We’re staying on the beach in Ft. Lauderdale and my initial impression was boardwalk town with palm trees. It has the same souvenir stands, beach shops, food joints, frozen custard stands, tattoo parlors, places called “The Elbo Room” and piano bar touts that any jersey shore town has. OK there is no actual boardwalk but a classy art deco corniche but I see the same lights and, if I could hear, I am sure the same sounds. We had dinner in an Italian restaurant where we could catch the sea breeze and that’s where any comparison with Jersey ends. No self-respecting Jersey restaurant would serve Chianti Classico chilled.

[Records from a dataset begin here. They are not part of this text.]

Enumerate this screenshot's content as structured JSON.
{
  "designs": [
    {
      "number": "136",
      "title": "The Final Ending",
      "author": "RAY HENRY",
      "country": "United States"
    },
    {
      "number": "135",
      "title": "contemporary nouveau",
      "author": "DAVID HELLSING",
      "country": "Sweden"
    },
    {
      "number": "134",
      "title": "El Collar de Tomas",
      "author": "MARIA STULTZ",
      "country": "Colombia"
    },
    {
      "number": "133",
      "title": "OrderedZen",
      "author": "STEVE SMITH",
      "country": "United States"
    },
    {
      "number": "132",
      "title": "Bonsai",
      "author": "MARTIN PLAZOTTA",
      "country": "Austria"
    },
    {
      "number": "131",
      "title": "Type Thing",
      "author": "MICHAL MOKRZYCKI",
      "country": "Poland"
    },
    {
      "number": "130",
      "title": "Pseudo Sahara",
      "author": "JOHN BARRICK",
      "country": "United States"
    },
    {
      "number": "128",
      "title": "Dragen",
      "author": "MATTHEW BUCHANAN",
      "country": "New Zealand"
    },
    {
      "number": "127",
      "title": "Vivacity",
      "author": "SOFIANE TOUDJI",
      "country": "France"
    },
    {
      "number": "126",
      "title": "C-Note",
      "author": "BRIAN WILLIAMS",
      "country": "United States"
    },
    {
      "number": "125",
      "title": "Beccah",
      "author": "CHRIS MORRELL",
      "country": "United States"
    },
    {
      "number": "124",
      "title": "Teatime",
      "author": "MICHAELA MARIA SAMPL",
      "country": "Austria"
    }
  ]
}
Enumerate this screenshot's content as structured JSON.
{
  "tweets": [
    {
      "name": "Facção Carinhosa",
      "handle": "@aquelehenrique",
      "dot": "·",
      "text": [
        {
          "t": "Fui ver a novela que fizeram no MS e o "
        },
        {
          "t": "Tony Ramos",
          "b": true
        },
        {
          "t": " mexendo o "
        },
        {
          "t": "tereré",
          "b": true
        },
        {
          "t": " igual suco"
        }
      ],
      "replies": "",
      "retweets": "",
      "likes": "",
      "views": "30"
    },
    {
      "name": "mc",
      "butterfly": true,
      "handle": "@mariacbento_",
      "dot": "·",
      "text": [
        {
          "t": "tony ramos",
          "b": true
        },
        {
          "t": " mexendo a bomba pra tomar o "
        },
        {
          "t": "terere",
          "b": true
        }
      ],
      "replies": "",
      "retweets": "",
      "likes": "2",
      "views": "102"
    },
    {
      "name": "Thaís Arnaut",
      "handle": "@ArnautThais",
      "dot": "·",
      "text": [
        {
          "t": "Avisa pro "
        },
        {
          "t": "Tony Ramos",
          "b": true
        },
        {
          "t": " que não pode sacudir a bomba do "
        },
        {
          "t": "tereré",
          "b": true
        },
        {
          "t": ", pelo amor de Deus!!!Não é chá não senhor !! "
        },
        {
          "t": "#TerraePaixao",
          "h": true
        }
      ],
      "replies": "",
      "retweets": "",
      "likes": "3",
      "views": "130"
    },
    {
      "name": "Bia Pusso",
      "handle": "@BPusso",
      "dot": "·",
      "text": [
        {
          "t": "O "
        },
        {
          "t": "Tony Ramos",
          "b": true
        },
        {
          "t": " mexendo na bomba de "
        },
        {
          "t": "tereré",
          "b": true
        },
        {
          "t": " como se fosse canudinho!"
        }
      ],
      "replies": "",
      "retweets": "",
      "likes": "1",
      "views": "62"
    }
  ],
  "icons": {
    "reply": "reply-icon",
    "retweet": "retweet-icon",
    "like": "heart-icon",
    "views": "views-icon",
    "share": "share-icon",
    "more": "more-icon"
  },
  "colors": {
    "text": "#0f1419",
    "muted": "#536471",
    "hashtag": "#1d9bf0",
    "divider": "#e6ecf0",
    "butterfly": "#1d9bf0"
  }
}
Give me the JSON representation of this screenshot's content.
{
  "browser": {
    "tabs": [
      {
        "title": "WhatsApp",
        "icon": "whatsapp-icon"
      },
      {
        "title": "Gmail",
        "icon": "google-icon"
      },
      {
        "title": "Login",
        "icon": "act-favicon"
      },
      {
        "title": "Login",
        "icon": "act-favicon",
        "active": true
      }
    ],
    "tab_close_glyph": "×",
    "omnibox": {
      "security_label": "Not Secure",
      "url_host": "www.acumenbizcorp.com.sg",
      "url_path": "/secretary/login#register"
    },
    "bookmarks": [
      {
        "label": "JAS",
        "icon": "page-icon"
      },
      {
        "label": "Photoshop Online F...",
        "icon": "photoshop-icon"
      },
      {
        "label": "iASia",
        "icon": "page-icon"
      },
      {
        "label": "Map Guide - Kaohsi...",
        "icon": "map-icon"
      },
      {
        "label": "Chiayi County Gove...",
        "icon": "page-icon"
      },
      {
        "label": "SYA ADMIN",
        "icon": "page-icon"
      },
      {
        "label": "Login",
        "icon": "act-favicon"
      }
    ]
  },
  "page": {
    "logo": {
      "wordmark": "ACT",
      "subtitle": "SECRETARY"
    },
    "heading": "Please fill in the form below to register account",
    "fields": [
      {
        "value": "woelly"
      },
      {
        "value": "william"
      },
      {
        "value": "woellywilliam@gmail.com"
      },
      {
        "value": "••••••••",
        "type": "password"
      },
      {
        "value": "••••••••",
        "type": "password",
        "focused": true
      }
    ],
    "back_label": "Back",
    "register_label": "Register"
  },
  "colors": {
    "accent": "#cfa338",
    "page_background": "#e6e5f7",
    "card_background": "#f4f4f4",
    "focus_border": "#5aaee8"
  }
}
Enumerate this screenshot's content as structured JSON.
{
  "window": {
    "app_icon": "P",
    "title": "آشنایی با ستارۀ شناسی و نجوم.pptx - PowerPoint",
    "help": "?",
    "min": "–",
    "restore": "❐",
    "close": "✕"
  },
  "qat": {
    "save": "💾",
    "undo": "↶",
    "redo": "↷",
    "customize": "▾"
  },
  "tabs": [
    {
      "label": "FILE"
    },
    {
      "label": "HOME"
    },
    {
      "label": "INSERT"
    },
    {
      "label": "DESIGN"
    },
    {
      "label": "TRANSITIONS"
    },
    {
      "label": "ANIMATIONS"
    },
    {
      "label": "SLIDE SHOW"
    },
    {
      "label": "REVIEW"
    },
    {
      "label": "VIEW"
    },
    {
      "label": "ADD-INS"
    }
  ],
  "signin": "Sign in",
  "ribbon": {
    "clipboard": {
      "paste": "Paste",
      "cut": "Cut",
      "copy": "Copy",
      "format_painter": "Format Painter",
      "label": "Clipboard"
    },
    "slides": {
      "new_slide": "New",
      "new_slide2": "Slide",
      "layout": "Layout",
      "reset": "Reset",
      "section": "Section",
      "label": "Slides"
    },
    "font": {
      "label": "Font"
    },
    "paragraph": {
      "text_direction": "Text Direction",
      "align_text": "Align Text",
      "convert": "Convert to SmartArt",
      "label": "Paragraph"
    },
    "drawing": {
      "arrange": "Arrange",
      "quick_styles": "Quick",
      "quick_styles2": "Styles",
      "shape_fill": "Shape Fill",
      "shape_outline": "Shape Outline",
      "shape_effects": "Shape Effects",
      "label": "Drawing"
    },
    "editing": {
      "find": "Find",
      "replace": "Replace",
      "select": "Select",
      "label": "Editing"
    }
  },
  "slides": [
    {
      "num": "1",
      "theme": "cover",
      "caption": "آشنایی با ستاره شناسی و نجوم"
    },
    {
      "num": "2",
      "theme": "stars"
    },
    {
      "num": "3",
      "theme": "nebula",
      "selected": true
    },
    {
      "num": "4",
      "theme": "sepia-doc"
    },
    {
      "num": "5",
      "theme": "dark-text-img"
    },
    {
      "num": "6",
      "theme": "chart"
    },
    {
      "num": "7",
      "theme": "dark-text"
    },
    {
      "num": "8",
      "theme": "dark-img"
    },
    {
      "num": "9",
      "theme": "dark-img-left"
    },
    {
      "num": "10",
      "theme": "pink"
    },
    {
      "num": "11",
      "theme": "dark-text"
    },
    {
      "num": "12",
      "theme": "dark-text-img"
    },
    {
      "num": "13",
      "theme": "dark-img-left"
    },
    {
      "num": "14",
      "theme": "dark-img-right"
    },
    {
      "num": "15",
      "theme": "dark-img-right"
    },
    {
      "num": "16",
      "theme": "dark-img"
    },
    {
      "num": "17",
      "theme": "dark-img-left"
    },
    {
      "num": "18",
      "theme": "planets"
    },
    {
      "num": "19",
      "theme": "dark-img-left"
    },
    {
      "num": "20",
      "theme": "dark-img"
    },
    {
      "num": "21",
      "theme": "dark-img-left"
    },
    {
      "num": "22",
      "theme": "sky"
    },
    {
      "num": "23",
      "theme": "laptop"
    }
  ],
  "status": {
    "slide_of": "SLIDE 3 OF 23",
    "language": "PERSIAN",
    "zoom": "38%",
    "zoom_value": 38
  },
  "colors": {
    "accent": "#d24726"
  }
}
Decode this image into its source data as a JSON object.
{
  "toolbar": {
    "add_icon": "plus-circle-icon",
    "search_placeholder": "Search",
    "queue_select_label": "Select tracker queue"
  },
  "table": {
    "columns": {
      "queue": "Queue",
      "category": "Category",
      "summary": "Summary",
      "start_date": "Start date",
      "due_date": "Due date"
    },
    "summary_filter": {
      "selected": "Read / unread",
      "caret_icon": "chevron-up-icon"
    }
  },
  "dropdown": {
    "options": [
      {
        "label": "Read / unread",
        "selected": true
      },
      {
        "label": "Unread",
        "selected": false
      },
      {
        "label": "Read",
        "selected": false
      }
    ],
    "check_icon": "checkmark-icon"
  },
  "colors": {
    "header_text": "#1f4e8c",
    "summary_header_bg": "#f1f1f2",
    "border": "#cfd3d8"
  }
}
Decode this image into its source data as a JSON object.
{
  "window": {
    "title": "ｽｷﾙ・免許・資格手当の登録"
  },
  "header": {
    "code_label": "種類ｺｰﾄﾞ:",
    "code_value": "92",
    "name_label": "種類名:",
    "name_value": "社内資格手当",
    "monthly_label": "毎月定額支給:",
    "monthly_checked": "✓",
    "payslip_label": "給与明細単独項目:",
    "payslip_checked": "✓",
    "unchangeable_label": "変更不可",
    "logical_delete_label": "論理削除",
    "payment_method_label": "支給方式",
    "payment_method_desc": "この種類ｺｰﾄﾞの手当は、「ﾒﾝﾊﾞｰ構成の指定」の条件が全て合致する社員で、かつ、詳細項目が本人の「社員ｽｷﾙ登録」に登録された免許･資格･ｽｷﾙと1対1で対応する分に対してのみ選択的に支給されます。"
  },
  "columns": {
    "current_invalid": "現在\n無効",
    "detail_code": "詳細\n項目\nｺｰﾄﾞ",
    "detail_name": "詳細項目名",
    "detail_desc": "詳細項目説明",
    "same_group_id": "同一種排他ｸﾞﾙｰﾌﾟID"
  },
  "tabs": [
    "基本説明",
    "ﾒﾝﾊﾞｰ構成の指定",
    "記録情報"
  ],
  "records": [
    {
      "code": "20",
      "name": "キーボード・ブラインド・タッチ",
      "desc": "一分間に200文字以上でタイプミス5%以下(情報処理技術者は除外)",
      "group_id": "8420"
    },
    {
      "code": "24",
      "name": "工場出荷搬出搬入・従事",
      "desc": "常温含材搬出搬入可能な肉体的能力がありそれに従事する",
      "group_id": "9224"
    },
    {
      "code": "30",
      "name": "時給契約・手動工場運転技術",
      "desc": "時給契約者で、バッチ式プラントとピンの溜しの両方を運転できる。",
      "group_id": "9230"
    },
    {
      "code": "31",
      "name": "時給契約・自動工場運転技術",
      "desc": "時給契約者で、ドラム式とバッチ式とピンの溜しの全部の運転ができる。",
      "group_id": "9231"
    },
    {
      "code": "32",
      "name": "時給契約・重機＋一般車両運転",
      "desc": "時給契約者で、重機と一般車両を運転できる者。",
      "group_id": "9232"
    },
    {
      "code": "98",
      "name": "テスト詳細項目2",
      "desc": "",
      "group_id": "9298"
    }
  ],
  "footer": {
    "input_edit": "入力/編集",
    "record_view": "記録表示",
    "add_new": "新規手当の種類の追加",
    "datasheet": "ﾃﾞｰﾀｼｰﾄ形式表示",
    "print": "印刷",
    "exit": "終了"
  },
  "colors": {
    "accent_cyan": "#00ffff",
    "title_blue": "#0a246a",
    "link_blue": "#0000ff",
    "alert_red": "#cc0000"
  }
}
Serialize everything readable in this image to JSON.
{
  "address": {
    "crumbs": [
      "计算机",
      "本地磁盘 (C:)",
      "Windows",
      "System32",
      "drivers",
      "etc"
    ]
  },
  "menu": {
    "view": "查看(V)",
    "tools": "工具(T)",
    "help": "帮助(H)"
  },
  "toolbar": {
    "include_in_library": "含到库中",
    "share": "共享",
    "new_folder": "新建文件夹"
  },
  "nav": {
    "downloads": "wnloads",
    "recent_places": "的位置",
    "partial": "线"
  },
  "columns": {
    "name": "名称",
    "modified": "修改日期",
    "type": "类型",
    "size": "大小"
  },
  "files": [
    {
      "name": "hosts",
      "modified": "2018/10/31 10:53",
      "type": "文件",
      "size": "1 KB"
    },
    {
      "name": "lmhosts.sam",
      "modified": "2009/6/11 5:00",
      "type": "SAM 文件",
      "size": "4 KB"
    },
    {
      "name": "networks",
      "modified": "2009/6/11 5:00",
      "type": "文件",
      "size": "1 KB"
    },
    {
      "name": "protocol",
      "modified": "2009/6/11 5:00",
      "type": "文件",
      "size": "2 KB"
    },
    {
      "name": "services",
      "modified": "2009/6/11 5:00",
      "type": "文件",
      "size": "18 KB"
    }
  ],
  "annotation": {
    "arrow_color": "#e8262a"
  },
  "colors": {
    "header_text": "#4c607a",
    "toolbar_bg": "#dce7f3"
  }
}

In the daylight Ft. Lauderdale looks nothing at all like the Jersey Shore. Many of the Bauhaus/Art Deco buildings across from the corniche are original and look much better without the tropical Holiday/Christmas lights all lit up (Santa’s, trees, and menorahs), more Tel Aviv than Wildwood.
Our room is on the top floor of the Marriott Courtyard. It faces southeast and I left the curtains open so I could catch the sunrise, which did not disappoint. I rolled over and went back to sleep, after all I’m still jet lagging. When I awoke a second time face to face with a window washer in dreadlocks hanging from a contraption slung from the roof. When Suzi and I look North East we see the beach, northwest we can see the cruise port. The ships make those coming to Sitka look tiny. Our ship, the Prinsendam, is small one even for Sitka. I could not make her out among the walls of floating balconies but I’m told she’s there somewhere. I hope so because since we booked this adventure I’ve had a feeling that this whole thing isn’t real. I’d be disappointed to arrive and find no little ship tucked among the leviathans.
I want to get this out while I still have affordable bandwidth. (I already downloaded one ebook this morning.) Insha’Allah we board at 2. The anticipation ends.